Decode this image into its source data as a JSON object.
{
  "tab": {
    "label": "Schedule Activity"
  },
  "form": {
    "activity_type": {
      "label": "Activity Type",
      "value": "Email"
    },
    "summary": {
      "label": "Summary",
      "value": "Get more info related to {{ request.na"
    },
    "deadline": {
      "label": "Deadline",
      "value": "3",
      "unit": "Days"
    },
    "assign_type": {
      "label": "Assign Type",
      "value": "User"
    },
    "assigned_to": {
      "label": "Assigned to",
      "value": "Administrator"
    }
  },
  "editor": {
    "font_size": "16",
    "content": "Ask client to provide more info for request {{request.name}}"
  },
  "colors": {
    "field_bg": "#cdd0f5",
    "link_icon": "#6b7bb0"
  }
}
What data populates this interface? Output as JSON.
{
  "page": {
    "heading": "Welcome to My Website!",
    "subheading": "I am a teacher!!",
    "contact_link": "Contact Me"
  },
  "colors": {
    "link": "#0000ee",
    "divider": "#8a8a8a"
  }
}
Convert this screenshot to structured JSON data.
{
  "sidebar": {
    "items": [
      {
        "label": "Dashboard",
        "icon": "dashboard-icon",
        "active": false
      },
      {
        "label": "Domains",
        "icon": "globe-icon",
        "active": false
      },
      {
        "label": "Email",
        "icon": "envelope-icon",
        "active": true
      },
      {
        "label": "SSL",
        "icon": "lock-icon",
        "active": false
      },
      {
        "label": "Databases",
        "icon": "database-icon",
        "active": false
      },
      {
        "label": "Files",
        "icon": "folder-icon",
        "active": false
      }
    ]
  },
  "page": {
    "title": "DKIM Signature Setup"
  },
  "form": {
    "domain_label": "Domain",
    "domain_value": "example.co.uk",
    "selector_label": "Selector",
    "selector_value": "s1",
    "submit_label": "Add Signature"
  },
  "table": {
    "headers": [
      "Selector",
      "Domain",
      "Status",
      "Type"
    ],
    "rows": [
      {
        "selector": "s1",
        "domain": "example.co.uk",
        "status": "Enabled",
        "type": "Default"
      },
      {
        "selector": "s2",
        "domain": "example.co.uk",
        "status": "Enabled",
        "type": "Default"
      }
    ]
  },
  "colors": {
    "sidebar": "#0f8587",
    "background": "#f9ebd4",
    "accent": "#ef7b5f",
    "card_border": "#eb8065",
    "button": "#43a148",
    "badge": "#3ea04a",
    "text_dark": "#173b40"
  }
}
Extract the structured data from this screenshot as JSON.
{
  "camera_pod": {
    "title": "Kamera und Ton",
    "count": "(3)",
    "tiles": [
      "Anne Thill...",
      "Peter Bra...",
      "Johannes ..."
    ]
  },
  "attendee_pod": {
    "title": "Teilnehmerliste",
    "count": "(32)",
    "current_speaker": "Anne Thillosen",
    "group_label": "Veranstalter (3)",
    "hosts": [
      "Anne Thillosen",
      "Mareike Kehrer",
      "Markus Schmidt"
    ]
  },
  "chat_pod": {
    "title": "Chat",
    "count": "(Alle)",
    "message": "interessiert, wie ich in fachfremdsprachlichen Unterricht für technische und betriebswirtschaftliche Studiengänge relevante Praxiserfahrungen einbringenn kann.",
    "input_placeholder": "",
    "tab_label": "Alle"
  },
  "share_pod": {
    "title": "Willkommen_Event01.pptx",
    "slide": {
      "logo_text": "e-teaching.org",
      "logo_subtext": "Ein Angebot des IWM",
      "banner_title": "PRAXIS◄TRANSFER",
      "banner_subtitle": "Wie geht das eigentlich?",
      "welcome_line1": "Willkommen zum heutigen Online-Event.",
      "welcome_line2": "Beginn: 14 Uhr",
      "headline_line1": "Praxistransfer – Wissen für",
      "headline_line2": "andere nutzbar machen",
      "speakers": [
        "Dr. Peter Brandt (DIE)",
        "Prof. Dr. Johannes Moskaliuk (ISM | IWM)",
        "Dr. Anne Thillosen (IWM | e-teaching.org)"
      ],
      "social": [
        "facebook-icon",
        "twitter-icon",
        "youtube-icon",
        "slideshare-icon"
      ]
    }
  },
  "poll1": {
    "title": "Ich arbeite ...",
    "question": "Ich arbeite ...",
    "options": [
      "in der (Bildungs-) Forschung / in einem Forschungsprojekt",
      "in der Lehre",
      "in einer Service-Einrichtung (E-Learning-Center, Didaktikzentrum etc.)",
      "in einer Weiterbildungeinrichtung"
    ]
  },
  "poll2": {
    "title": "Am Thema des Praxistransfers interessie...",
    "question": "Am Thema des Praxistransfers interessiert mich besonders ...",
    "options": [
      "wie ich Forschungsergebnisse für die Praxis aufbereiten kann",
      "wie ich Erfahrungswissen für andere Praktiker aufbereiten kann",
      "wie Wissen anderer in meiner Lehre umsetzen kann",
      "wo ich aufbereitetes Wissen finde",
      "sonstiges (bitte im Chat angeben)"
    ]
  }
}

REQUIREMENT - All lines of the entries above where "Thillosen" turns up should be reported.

SOLUTION TO THIS TASK -
    "current_speaker": "Anne Thillosen",
      "Anne Thillosen",
        "Dr. Anne Thillosen (IWM | e-teaching.org)"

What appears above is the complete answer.